And now there are days when neither of us even notices that 14 hours have passed with no contact. Not because we don’t love each other, or don’t care to talk to each other, but because of L.I.F.E. It was evening, it was morning. And it was good.

Before Kids (B.K.) I hated being alone when he went out of town. Days were busy with work, friends, yoga, dog walks – but the nights… yuck. Long. Lonely. Monica, Rachel, Ross and Joey were pretty good company (remember the one with Fun Bobby?), along with Dr Ross, Nurse Hathaway and nebbishy Paul and Jamie. That was fifteen years ago – I didn’t know to really savor my alone time. B.K.

Six weeks after our first child was born, he went out of town – far out of town. To Taiwan. My mother-in-law sent a sweet email: “Nicki, now you won’t be lonely when he travels.” She was referring to the baby who would keep me company, and to the as yet unknown three future babies who would join us when he left on the gazillion future trips.

I wasn’t lonely – she was right. I was completely stressed out. I had to do everything myself and by myself, from morning till night and through the night. No relief from crying babies, changing diapers, preschool drop-offs, grocery lists, bedtime stories, teething pain blah blah fucking blah. I think I hated him… and then loved him more than ever when he would finally come home.

Until the night of the revelation.

Kids all bathed, fed and miraculously asleep by 7.30pm – thank you very much, there’s nothing a mother can’t do single-handedly! – I inhaled a bowl of cereal for dinner (fish sticks and apple slices have never appealed to me), got into bed, and watched Private Practice… by myself. Alone. Not lonely. Happy! He hated that show, always gave me a hard time about watching it. But that night, I didn’t have to answer to anybody about what I was doing, and why I was doing it. No unrealistic expectations about who was reading to whom, whose turn it was to clean up the kitchen. Only me to expect anything of – so I did it. Or I didn’t. And got into bed. With a book. Or Don Draper. Easy.

He never travels on the weekend. He always makes it back home in time for Shabbat dinner. It is easy, and we’re all used to it. His weekday schedule is unpredictable, and I never know if he’s going to be in town from one day to the next. So I assume he’s not. No expectations equals no disappointments equals happy wife equals happy life. And if he can accompany me to the JCC event, even happier wife.

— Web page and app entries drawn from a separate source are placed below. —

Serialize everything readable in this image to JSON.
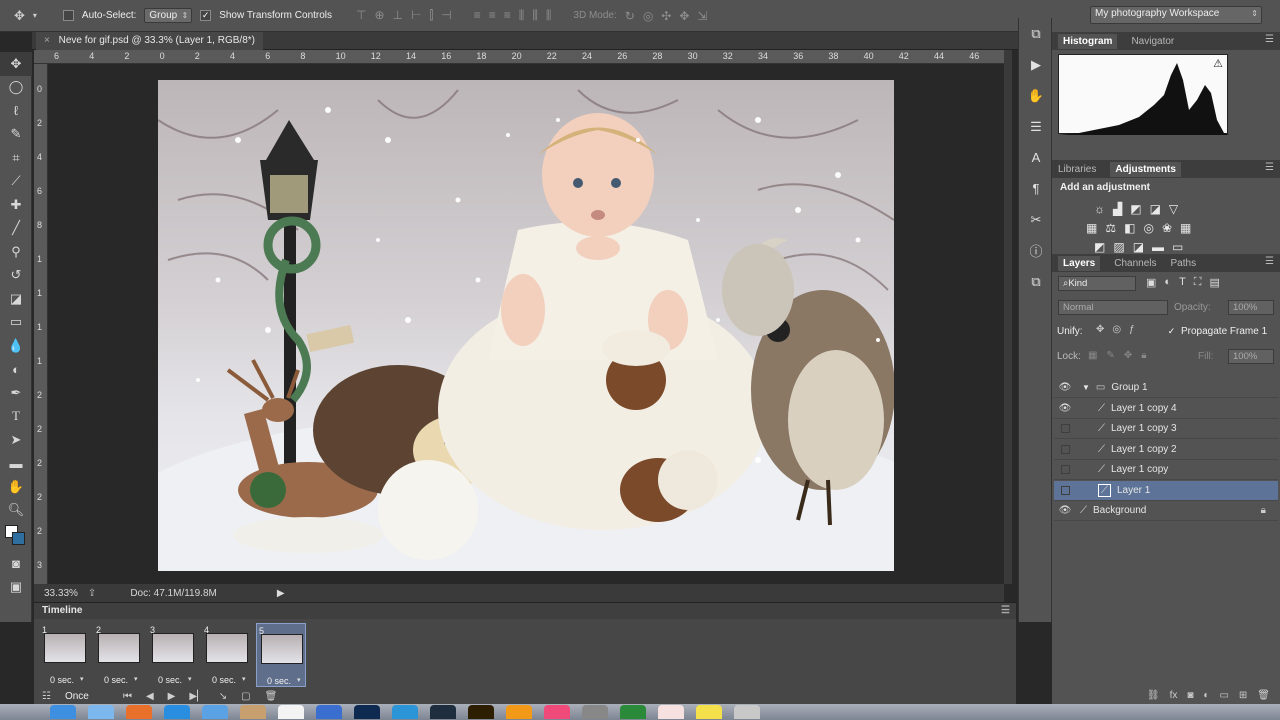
{
  "options_bar": {
    "auto_select_label": "Auto-Select:",
    "auto_select_value": "Group",
    "show_transform_label": "Show Transform Controls",
    "mode_3d_label": "3D Mode:"
  },
  "workspace": {
    "value": "My photography Workspace"
  },
  "document": {
    "tab_title": "Neve for gif.psd @ 33.3% (Layer 1, RGB/8*)",
    "zoom": "33.33%",
    "doc_size": "Doc: 47.1M/119.8M"
  },
  "ruler": {
    "h_ticks": [
      "6",
      "4",
      "2",
      "0",
      "2",
      "4",
      "6",
      "8",
      "10",
      "12",
      "14",
      "16",
      "18",
      "20",
      "22",
      "24",
      "26",
      "28",
      "30",
      "32",
      "34",
      "36",
      "38",
      "40",
      "42",
      "44",
      "46"
    ],
    "v_ticks": [
      "0",
      "2",
      "4",
      "6",
      "8",
      "1",
      "1",
      "1",
      "1",
      "2",
      "2",
      "2",
      "2",
      "2",
      "3",
      "3"
    ]
  },
  "timeline": {
    "title": "Timeline",
    "frames": [
      {
        "num": "1",
        "duration": "0 sec."
      },
      {
        "num": "2",
        "duration": "0 sec."
      },
      {
        "num": "3",
        "duration": "0 sec."
      },
      {
        "num": "4",
        "duration": "0 sec."
      },
      {
        "num": "5",
        "duration": "0 sec."
      }
    ],
    "loop": "Once"
  },
  "histogram_panel": {
    "tabs": [
      "Histogram",
      "Navigator"
    ]
  },
  "adjustments_panel": {
    "tabs": [
      "Libraries",
      "Adjustments"
    ],
    "heading": "Add an adjustment"
  },
  "layers_panel": {
    "tabs": [
      "Layers",
      "Channels",
      "Paths"
    ],
    "filter_kind": "Kind",
    "blend_mode": "Normal",
    "opacity_label": "Opacity:",
    "opacity_value": "100%",
    "unify_label": "Unify:",
    "propagate_label": "Propagate Frame 1",
    "lock_label": "Lock:",
    "fill_label": "Fill:",
    "fill_value": "100%",
    "layers": [
      {
        "name": "Group 1",
        "visible": true,
        "group": true
      },
      {
        "name": "Layer 1 copy 4",
        "visible": true
      },
      {
        "name": "Layer 1 copy 3",
        "visible": false
      },
      {
        "name": "Layer 1 copy 2",
        "visible": false
      },
      {
        "name": "Layer 1 copy",
        "visible": false
      },
      {
        "name": "Layer 1",
        "visible": false,
        "selected": true
      },
      {
        "name": "Background",
        "visible": true,
        "locked": true
      }
    ]
  },
  "colors": {
    "panel_bg": "#535353",
    "selection": "#5d7397",
    "canvas_bg": "#282828"
  }
}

But I’ve noticed something lately. Something I didn’t notice before. Or it wasn’t there. Or I wasn’t paying attention while I was wiping noses, and cleaning up after the dog, and keeping that one awake while putting this one to bed.

He anchors me.

When he’s not in town, I am not quite here either. I get it all done, and I eat my cereal, or skip dinner, or go out with my girlfriends, or attend the barmitzvah solo. And it’s easy. And even fun.

But I feel like a big red balloon that’s been let go, left to float above the leafy trees of responsibility and accountability. It’s big and blue and airy up there – and kinda scary. Actually, a lot scary. Not because if anything happens to the kids, G-d forbid, it’s all on me. Not because if anything happens to me, G-d forbid, one of those kids will have to figure it out for a bit. Not because it’s exhausting, emotionally and physically, being mom and dad for those days. All of that is true, and for single parents everywhere that is indeed the reality every day, not just some days.

It’s scary because I’m alone with me. I switch to airplane mode. I disconnect.

Because, after 16 years, four kids, one dachshund, two countries, a bunch of schools and home loans and jobs, two minivans and a gazillion flights, he is the tether that keeps me grounded. Gives me perspective. Keeps it real. Even when real is not pretty. And those blow-out arguments are still happening, with stakes now way higher than $2 a minute and we are breathing down each other’s necks instead of transatlantic phone lines.

But pretty or not, real feels better than auto-pilot.

If it’s Thursday it must be LA. But that seatbelt sign will go off.

And airplane mode will switch to fully functioning 4G.